I tuck away my gun and make a run for it. The sweat is breaking out on my forehead, and no one's even shooting at me yet.
“Don’t worry, it’s just a video game. We going to die a horrible death!”
Trying not to die a horrible death with Rampage Jackson.
Even over the headset you can hear his wide grin. While I'm over here sweating bullets, he's cool as a cucumber. For Rampage, games like this pale against the adrenaline rush of the ring. After all, this is what he does to relax when he's not throwing real punches for a living.
The enemy teams dwindle as we scour the map and manage to avoid scuffles. Through some miracle, our scrappy team of two and a half makes it into the top four. All the while, Rampage provides gentle and humorous coaching on our endgame strategy and my Legend, Bangalore.
Everything seems well under control. We creep into a building. But with a crack, sniper shots catch us off guard through a window.
“They shooting you! Get out! Move, move, move!”
I duck into a corner, heal my shield, duck back in to take out the snipers, and—
We’re dead, shot from behind. We died a horrible death, indeed: the death of people who never even get a chance to fight. But he's not the least bit frustrated, not even a little bit mad. "We did all right," he says with an upbeat lilt in his voice. "We got killed by a guy that had 20,000 kills, so we did all right."

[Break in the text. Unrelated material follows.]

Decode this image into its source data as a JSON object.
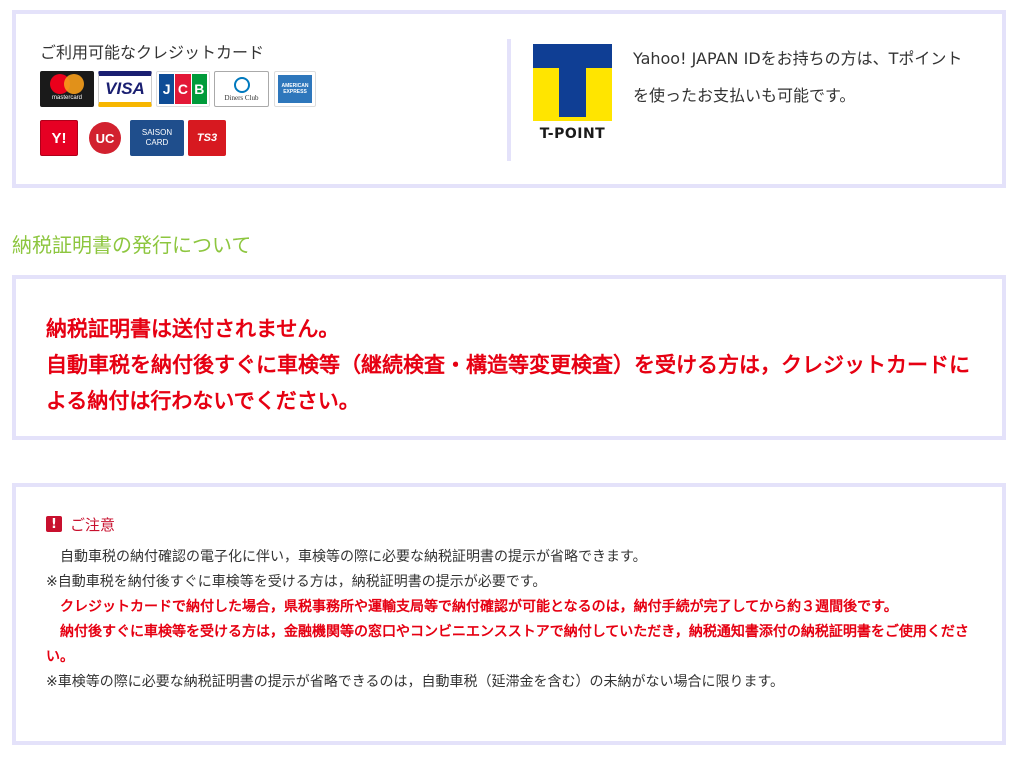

And Rampage is doing all right, too. Thanks to streaming, the die-hard gamer has made tons of new friends and is never short on teammates. He finally has a way to outwardly celebrate his geeky big-kid self, something that never quite found expression with his MMA persona.
Rampage even has aspirations that go beyond fighting, streaming, and gaming. He dreams of someday joining forces with a development agency to make his own video games. Though he’s tight-lipped about most of his ideas, he’s had tons since childhood. One he’s willing to share is a Twisted Metal-style title with multiplayer battle royale. For now, he says the only thing stopping him is finding the right collaborators.
If he does, the famed fighter might add "game designer" to his legacy one day. For now, though, it’s a brave new world, and he’s just excited to be in it.